WORK INSTRUCTIONS:
Answer with a single number stating how many lines of the entries below include the string "glyph".
(DATA SHOWN Opens)
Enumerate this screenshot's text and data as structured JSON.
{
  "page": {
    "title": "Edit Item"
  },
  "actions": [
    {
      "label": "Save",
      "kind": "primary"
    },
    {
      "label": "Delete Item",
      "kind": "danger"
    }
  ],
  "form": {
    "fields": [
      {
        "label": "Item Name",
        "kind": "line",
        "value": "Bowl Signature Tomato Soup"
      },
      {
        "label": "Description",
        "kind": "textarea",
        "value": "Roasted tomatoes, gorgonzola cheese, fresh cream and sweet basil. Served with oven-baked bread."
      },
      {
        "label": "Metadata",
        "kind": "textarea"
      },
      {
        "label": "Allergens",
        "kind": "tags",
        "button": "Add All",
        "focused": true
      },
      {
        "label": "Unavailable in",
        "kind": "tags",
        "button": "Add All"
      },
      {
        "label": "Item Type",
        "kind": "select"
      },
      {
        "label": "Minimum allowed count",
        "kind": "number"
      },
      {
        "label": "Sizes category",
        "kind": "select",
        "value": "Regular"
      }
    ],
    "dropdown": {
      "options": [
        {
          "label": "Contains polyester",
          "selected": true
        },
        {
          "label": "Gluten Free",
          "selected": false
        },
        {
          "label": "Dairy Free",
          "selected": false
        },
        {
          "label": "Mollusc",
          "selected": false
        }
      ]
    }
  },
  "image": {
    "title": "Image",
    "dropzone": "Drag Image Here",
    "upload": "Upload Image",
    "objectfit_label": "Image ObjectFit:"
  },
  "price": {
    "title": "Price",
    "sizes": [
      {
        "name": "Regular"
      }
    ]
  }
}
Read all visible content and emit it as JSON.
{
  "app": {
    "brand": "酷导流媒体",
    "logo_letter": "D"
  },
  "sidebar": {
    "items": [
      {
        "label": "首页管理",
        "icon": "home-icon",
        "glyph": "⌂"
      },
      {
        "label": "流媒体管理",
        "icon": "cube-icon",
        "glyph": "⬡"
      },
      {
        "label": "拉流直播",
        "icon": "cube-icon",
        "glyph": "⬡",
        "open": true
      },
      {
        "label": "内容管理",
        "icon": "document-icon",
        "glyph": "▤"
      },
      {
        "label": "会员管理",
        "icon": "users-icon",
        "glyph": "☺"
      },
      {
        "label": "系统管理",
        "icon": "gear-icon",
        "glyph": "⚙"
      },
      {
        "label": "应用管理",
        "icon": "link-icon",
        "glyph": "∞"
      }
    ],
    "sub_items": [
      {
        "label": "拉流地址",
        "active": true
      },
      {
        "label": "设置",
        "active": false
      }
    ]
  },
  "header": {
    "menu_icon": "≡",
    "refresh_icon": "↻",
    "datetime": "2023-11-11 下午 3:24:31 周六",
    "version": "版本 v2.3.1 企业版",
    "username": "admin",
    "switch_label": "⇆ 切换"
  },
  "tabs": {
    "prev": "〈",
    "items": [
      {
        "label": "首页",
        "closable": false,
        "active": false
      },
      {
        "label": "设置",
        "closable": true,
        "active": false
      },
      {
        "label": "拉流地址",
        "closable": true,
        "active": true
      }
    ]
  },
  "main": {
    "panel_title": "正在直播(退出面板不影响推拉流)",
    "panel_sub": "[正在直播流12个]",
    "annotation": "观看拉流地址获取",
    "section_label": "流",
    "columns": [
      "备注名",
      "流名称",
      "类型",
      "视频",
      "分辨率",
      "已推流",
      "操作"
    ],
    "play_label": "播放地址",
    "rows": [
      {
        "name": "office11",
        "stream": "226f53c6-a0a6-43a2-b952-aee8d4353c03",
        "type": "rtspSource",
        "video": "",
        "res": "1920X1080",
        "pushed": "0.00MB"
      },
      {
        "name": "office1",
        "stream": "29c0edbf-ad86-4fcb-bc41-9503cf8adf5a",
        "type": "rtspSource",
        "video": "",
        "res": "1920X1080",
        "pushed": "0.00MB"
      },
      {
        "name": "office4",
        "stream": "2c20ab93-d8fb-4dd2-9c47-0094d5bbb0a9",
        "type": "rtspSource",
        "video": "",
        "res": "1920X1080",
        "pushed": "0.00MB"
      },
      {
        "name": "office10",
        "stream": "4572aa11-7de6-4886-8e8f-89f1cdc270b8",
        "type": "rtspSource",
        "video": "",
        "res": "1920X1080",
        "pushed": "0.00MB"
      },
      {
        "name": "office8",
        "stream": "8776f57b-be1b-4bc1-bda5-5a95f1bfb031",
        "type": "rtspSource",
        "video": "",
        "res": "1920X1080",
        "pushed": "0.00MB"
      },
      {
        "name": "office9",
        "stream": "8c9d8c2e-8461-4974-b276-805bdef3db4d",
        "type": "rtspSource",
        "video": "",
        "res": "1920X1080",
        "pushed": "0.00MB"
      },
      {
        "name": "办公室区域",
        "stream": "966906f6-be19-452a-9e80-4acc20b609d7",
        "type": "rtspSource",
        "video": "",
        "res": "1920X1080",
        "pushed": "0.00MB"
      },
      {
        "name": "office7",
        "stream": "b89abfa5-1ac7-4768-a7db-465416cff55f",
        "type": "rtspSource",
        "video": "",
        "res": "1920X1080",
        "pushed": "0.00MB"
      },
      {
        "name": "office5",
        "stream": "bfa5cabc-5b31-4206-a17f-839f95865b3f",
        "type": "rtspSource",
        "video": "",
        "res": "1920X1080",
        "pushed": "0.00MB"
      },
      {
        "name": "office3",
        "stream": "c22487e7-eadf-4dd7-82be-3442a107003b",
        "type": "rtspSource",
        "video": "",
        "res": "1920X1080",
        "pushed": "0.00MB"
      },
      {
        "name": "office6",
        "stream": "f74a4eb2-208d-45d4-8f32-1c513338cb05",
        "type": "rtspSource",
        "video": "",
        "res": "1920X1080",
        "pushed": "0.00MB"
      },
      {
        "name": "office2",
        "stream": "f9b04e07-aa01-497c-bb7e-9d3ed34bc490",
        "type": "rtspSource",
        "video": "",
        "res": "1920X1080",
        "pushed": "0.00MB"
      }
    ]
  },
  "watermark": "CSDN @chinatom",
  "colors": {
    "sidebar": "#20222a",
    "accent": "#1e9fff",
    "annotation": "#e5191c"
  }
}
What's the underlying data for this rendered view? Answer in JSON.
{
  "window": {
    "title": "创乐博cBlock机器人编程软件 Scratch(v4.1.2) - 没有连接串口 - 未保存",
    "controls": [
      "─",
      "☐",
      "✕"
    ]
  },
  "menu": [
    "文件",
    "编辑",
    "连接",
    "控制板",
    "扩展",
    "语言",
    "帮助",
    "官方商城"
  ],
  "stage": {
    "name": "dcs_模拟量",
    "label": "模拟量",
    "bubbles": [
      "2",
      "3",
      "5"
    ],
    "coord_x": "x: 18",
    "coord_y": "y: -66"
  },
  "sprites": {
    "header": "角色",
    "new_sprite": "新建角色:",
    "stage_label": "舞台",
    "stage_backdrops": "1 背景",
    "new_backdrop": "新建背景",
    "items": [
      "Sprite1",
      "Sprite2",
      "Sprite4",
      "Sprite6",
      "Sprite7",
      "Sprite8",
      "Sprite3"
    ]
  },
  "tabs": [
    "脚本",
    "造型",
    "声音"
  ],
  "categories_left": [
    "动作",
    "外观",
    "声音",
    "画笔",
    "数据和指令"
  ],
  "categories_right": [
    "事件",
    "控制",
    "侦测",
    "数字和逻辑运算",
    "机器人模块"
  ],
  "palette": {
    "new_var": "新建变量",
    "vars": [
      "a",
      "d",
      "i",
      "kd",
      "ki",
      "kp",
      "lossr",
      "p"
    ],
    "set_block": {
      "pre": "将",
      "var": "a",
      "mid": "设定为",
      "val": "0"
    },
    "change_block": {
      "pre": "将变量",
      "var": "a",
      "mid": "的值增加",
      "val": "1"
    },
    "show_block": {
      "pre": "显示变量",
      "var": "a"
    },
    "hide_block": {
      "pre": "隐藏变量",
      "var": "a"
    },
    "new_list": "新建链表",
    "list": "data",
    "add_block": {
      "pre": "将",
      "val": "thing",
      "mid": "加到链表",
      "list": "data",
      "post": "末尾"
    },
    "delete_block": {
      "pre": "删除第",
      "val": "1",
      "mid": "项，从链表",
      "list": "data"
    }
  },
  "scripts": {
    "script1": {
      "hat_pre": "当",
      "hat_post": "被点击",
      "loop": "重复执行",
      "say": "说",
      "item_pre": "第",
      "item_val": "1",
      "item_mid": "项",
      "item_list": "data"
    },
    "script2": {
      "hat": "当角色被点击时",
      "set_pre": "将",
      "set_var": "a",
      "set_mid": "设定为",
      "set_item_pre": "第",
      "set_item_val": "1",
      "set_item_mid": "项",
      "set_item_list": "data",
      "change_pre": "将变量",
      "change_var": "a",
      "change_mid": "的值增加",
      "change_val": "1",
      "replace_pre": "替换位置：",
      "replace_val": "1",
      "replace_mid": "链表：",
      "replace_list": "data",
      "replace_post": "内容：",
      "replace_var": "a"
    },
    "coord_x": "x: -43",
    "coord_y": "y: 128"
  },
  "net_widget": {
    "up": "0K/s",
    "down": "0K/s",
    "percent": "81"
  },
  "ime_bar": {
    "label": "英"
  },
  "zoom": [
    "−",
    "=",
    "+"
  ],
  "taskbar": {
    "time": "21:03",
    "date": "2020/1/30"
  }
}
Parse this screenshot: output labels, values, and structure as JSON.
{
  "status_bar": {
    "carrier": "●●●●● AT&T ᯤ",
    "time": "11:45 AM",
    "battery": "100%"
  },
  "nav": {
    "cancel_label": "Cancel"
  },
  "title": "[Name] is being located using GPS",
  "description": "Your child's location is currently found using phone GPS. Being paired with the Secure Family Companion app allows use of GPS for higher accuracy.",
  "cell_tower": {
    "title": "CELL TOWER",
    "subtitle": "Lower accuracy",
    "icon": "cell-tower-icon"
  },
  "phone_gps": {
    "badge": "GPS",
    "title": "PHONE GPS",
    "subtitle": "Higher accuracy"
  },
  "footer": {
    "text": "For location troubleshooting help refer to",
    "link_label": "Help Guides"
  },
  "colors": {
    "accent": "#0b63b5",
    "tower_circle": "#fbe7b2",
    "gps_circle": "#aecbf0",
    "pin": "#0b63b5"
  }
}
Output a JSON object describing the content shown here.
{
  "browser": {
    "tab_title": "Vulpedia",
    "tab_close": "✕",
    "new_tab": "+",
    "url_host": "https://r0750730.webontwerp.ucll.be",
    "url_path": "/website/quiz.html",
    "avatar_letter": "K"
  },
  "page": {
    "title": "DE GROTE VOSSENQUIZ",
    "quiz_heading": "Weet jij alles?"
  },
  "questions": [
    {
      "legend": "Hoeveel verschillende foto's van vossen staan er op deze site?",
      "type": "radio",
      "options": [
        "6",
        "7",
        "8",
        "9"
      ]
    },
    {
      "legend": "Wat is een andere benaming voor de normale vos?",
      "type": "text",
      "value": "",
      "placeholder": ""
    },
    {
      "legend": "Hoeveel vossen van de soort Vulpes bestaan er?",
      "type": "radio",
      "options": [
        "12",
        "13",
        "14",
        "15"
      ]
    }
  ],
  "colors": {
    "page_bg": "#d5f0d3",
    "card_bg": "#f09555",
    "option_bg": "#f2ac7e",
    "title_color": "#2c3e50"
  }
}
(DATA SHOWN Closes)
RESPONSE FOR THIS EXERCISE:
7